## DATA SUPPLIED
######

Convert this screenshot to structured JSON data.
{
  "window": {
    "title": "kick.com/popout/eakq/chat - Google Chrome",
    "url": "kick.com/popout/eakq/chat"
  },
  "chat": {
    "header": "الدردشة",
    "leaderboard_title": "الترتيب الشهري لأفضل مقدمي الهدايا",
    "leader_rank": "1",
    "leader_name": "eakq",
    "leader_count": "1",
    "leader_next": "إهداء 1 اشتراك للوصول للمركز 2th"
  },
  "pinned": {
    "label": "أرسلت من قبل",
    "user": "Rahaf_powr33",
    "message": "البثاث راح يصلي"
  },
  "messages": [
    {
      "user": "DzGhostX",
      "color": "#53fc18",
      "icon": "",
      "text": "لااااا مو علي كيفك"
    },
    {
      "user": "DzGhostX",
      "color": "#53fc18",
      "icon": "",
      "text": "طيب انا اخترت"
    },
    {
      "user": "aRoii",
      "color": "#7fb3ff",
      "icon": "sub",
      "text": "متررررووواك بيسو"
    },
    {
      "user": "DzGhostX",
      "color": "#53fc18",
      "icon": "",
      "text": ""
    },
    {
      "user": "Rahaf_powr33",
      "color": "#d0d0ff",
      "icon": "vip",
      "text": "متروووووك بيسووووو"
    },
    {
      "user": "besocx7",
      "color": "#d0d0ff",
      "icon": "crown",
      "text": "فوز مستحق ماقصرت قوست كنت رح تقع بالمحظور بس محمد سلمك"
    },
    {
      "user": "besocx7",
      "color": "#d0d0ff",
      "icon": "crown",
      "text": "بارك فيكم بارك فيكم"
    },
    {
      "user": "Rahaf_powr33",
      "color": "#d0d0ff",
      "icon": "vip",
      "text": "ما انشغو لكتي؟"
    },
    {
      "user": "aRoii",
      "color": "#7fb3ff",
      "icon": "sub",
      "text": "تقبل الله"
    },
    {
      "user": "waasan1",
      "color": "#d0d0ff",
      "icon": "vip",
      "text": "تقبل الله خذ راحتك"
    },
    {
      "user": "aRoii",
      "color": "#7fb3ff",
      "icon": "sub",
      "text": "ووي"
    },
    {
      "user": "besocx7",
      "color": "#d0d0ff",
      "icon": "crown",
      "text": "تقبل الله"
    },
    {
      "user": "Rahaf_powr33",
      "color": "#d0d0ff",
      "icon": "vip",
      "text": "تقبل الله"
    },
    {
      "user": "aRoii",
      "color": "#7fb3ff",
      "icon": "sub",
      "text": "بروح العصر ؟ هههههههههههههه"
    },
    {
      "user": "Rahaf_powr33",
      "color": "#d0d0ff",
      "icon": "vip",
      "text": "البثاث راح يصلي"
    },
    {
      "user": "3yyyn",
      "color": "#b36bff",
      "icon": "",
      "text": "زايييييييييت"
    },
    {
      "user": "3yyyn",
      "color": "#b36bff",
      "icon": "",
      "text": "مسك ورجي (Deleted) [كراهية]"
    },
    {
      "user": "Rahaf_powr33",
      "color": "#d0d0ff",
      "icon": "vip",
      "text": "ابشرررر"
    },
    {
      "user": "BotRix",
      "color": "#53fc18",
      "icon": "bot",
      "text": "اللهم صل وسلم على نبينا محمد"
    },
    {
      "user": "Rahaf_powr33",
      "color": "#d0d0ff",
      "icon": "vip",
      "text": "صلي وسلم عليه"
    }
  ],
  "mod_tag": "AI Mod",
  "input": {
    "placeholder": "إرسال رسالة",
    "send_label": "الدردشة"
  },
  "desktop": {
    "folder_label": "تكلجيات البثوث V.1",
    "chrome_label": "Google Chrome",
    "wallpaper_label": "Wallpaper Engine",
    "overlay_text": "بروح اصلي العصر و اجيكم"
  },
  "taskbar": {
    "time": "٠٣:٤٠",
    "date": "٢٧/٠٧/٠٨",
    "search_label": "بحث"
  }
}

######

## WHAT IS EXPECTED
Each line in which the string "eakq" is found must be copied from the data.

## WRITTEN SOLUTION
    "title": "kick.com/popout/eakq/chat - Google Chrome",
    "url": "kick.com/popout/eakq/chat"
    "leader_name": "eakq",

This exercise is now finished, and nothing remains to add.